*PROBLEM DETAILS:* Your answer must consist of one number: how many lines in the records contain "color".

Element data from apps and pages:
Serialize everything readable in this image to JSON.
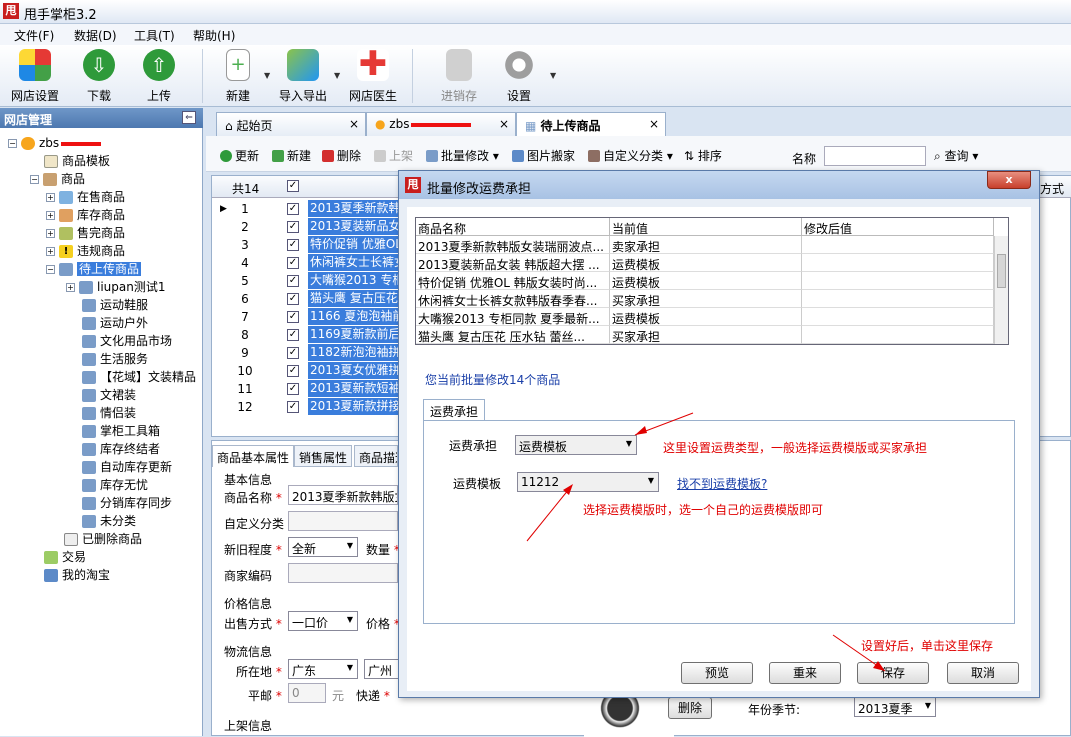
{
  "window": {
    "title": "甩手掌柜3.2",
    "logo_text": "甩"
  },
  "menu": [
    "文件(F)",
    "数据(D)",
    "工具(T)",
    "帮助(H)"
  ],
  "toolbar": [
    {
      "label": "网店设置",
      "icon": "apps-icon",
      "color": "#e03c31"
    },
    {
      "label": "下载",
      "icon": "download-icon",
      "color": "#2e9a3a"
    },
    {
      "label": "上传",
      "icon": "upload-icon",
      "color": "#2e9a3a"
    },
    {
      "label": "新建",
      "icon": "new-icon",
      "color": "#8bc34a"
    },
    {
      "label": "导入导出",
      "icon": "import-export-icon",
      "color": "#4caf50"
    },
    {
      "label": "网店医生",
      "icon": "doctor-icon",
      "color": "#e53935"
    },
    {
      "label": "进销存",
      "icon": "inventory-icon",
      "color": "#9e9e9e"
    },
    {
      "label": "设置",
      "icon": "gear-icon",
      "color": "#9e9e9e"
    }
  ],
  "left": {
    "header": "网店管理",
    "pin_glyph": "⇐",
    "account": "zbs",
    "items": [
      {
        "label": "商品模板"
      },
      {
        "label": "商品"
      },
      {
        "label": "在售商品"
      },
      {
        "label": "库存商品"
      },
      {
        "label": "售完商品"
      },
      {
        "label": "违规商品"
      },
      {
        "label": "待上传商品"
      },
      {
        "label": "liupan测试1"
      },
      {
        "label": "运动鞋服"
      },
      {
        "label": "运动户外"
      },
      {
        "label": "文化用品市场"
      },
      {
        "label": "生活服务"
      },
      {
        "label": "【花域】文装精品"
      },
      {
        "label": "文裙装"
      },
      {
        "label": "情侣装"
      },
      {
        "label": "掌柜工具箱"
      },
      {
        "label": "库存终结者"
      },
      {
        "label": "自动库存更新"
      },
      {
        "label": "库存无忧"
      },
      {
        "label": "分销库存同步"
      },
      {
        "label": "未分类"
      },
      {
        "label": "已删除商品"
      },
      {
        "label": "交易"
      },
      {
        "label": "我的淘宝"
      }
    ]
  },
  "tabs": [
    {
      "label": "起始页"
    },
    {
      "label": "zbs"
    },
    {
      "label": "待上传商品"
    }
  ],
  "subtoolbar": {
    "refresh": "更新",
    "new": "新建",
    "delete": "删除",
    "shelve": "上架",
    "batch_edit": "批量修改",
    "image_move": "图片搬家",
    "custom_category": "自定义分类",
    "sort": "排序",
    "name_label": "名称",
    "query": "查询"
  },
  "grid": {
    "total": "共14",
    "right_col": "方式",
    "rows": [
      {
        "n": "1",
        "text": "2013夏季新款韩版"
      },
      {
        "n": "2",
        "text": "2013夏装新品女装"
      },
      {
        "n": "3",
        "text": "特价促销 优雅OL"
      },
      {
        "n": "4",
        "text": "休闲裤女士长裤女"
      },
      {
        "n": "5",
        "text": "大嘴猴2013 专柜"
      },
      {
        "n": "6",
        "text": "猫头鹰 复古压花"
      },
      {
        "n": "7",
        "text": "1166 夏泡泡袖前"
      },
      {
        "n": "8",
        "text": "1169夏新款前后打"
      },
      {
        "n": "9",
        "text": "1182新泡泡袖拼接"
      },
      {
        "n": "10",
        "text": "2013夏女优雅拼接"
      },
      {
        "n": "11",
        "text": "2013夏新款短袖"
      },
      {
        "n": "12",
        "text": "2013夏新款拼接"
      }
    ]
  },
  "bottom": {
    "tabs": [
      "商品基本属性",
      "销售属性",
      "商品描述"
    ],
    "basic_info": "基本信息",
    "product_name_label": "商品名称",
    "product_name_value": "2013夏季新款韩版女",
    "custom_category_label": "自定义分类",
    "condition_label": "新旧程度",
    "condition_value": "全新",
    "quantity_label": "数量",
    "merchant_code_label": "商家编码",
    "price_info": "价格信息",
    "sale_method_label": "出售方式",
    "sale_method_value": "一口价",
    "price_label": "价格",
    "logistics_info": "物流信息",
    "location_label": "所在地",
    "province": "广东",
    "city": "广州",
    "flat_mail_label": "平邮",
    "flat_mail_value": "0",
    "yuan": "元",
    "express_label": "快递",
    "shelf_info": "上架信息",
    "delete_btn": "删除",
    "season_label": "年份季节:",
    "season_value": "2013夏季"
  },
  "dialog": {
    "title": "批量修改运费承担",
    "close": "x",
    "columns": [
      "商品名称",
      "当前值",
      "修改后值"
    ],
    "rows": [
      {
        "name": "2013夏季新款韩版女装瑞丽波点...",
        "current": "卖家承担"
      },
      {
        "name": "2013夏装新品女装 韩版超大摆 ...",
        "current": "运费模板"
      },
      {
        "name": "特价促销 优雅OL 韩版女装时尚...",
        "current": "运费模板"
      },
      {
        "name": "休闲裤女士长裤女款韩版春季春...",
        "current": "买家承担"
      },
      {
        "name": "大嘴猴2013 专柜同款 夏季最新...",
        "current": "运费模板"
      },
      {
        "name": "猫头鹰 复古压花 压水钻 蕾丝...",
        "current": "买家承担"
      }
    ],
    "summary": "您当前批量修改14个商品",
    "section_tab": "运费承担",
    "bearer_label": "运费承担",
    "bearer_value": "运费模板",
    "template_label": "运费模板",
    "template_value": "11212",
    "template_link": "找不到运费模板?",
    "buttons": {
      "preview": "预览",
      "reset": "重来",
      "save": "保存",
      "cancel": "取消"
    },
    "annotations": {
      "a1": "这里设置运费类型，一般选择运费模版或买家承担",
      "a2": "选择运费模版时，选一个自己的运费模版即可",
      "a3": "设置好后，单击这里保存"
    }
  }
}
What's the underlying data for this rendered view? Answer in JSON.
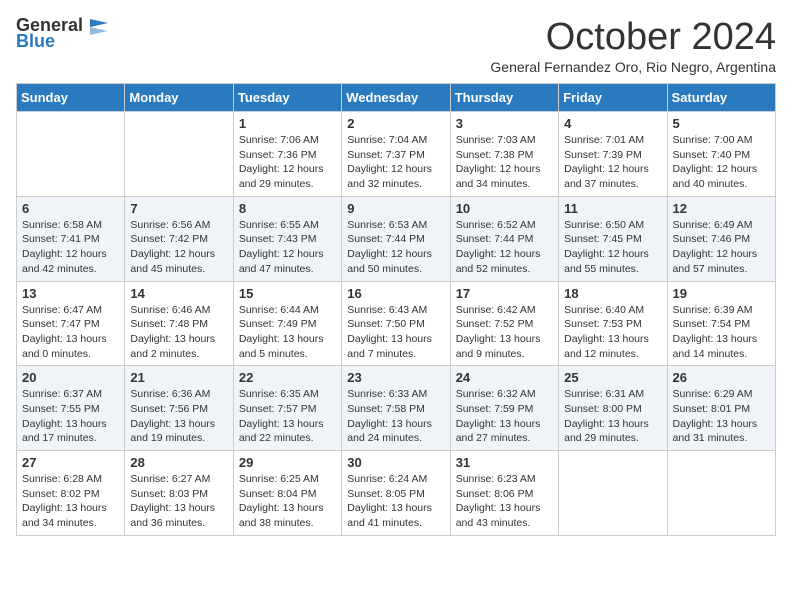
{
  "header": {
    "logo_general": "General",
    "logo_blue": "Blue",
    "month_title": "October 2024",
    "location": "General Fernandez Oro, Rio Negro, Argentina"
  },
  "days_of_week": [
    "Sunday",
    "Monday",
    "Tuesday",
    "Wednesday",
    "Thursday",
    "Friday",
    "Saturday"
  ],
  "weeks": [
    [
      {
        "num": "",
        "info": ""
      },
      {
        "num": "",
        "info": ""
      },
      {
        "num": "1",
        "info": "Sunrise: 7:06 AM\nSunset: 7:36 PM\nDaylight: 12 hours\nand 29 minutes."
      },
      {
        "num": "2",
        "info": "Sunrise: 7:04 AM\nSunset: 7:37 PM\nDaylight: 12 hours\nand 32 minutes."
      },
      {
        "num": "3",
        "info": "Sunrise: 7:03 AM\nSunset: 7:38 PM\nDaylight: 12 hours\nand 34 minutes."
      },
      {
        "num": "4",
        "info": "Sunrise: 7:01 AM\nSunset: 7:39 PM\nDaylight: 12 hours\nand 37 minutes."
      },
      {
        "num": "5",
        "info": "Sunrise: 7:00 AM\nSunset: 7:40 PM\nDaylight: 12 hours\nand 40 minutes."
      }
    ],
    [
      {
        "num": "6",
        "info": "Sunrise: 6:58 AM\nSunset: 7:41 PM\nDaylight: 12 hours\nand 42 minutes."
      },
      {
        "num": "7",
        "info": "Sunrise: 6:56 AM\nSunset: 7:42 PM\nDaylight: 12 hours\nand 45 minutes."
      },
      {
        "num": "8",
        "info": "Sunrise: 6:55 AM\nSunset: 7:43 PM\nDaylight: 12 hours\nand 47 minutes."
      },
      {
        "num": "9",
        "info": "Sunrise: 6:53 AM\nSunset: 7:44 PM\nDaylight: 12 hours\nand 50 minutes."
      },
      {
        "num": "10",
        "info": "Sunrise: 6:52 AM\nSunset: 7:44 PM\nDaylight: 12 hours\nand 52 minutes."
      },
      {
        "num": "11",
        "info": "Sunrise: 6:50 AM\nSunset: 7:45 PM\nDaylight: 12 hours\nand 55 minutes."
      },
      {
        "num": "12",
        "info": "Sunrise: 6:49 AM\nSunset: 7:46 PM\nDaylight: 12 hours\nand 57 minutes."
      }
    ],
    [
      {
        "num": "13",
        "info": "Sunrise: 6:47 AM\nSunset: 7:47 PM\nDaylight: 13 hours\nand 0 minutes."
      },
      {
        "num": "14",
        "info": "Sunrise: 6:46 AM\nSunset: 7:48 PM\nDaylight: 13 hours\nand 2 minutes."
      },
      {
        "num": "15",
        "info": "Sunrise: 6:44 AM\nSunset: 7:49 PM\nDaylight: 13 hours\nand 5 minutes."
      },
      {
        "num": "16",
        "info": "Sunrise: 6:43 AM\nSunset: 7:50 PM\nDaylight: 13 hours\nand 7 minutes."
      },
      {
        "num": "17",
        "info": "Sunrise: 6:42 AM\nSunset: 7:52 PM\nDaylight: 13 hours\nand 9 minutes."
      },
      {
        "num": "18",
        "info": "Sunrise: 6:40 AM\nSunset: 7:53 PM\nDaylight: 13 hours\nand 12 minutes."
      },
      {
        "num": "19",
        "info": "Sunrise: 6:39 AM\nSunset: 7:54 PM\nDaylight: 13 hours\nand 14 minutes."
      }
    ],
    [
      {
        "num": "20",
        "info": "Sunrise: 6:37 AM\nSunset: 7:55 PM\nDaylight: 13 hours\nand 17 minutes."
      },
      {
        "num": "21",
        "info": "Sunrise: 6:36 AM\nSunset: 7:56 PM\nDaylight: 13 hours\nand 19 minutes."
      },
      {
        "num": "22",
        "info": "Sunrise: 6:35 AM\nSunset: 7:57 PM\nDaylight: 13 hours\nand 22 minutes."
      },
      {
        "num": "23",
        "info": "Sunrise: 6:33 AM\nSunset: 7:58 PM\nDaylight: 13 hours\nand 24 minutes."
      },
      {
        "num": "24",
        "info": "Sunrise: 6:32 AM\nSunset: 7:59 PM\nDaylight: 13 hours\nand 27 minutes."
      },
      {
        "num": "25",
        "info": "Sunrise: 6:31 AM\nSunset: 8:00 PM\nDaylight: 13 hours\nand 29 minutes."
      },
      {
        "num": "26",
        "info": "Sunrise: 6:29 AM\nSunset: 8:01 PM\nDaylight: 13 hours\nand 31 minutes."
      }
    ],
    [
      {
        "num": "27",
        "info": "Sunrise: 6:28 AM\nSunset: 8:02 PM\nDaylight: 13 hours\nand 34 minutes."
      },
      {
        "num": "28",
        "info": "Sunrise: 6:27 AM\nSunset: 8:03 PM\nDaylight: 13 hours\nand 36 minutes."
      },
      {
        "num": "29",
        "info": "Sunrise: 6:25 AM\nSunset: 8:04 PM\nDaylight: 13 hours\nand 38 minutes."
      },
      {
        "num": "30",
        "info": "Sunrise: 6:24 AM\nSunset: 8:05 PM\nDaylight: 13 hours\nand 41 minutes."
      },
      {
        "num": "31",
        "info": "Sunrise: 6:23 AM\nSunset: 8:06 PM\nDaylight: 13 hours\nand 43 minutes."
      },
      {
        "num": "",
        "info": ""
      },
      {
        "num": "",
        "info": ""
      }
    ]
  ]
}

*RESULT BELOW:* 8